The event, which WJLA notes doubled as a free concert, was put together by local organizers in less than 24 hours.
"[Go-go music] made me the man that I am today, and I will never let it go and I'm going to do whatever I can to keep that tradition alive," Wale said of the region's current controversy, brought on by a local business owner being forced to stop playing music after T-Mobile was allegedly threatened with legal action by a nearby resident.
Don Campbell, who owns a Metro PCS, said he was told to cease he longstanding tradition of playing go-go music by Metro PCS owners T-Mobile. Per DCist, Campbell had been playing go-go outside the shop since its opening day in 1995.
Wale was joined Tuesday night at the Justin Johnson-arranged event by Flex Kartel, Biggs Cooley, Phil Ade, and more. In a tweet Wednesday afternoon, Wale pointed to event organizers as those in need of the praise for its success:
T-Mobile CEO John Legere said Wednesday he had "looked into this issue" personally, and believed that the music should be allowed to continue. "[We] are proud to be part of the Shaw community—the music will go on and our dealer will work with the neighbors to compromise volume," Legere said.
Earlier this month, Wale marked his fifth consecutive year as host of the WaleMania throwdown. The sold-out event included a live podcast, fan fest, and show.

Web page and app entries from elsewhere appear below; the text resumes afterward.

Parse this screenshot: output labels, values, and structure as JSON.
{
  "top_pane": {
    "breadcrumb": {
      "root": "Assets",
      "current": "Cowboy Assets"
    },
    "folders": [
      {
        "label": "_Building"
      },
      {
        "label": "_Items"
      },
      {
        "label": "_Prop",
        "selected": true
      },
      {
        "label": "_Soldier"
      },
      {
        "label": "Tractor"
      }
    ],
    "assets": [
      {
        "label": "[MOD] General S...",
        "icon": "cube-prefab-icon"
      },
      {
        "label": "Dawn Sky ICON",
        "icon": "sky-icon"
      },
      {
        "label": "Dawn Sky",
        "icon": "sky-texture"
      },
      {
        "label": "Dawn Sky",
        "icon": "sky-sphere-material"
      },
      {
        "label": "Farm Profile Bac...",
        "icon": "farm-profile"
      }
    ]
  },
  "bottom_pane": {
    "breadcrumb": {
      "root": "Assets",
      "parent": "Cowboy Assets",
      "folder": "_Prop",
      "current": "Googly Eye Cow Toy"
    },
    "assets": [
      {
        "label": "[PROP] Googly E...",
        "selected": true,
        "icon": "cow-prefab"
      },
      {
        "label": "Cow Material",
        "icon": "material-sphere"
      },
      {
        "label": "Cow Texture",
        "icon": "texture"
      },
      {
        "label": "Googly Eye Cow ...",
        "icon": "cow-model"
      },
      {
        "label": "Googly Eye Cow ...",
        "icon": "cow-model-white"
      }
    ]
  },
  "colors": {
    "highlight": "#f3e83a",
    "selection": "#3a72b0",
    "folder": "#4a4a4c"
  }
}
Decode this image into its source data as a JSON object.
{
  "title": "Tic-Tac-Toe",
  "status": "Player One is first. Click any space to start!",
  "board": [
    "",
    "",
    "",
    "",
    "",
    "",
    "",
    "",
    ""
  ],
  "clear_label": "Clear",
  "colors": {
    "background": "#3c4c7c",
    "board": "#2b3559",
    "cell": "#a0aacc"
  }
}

Smoke DZA and Flatbush Zombies were among those Wale welcomed to the stage for the wrestling celebration.